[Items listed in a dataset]
---

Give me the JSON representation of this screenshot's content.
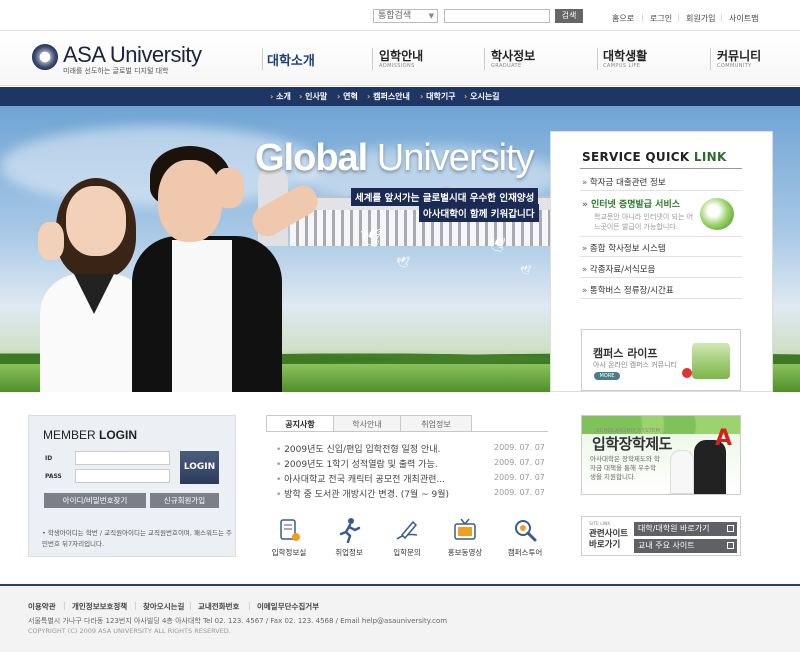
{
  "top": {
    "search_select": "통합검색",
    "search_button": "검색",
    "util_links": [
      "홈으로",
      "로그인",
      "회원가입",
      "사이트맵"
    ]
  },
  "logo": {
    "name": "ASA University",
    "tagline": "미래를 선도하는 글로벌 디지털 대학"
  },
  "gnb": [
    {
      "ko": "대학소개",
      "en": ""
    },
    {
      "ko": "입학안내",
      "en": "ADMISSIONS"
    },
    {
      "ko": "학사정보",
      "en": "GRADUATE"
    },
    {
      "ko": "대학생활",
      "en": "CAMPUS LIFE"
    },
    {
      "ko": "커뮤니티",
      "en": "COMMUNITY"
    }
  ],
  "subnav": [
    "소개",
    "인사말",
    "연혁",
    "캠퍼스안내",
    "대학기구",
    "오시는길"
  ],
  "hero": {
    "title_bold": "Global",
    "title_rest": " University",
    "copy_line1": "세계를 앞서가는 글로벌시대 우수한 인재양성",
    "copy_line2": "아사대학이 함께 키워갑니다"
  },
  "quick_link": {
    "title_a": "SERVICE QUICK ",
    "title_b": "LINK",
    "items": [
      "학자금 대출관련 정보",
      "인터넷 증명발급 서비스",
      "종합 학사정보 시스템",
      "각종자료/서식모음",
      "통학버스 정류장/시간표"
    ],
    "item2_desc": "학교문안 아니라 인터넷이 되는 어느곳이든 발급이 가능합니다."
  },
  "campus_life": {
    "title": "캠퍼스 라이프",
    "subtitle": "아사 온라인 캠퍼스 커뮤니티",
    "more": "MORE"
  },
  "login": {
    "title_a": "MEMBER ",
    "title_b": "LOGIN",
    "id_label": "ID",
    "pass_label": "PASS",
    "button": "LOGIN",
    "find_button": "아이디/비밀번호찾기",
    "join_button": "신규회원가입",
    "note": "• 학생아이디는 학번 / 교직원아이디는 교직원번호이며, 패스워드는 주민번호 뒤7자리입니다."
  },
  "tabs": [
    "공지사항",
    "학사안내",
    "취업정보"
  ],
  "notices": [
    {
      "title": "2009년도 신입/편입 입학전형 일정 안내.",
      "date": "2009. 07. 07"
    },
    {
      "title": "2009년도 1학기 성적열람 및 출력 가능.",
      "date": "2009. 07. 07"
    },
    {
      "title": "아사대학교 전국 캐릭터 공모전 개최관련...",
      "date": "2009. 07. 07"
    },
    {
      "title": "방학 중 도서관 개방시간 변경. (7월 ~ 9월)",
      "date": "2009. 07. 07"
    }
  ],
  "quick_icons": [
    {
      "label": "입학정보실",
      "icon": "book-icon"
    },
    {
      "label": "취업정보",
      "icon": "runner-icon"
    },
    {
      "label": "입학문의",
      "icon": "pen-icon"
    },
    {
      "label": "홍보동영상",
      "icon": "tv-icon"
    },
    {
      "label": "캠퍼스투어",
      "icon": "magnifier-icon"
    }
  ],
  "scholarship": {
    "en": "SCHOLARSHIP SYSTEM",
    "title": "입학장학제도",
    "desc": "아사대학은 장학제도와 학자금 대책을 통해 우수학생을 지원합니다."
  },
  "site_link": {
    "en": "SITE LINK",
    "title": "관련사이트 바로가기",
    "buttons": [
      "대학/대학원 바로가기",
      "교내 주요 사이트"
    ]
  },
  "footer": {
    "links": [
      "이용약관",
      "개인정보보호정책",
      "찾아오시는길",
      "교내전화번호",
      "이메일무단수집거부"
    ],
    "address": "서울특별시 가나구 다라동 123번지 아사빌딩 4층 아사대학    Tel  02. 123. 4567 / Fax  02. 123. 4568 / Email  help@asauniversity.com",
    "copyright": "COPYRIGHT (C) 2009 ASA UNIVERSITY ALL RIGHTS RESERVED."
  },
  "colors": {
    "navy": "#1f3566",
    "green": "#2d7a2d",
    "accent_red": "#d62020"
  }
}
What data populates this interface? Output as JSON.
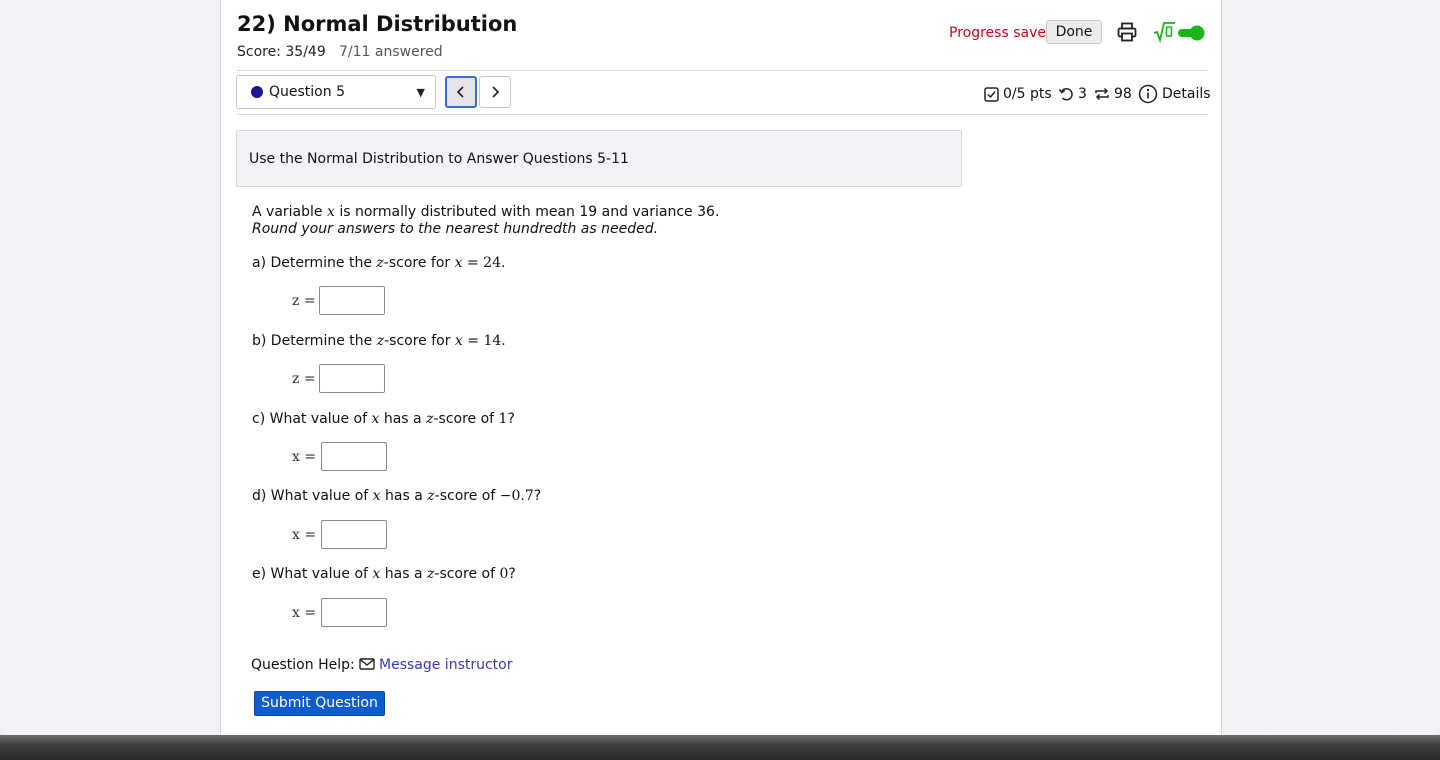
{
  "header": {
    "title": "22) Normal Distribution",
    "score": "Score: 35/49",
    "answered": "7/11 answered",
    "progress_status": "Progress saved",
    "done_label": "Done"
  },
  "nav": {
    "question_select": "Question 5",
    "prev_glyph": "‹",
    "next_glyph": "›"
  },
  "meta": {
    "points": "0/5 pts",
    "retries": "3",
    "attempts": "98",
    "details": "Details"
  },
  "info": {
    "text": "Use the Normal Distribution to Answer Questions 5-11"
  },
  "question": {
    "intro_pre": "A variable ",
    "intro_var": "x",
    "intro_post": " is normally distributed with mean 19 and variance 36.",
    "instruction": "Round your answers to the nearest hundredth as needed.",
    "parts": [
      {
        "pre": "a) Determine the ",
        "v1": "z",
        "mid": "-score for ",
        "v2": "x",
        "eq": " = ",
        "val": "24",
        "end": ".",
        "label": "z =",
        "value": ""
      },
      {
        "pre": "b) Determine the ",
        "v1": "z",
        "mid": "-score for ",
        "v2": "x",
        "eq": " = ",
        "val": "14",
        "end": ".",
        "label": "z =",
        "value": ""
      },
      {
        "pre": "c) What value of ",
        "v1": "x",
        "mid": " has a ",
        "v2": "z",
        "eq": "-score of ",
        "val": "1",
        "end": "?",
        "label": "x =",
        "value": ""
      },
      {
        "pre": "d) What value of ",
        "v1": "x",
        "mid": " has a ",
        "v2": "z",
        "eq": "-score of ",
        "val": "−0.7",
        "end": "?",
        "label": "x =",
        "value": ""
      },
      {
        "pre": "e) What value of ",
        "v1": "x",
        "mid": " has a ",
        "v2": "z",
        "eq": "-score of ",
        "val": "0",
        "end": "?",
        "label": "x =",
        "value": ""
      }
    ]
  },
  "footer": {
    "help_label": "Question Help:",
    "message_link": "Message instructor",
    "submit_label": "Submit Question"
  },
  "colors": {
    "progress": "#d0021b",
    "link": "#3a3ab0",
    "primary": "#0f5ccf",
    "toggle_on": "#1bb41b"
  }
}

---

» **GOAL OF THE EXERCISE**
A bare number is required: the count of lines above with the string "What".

» **EXERCISE SOLUTION**
4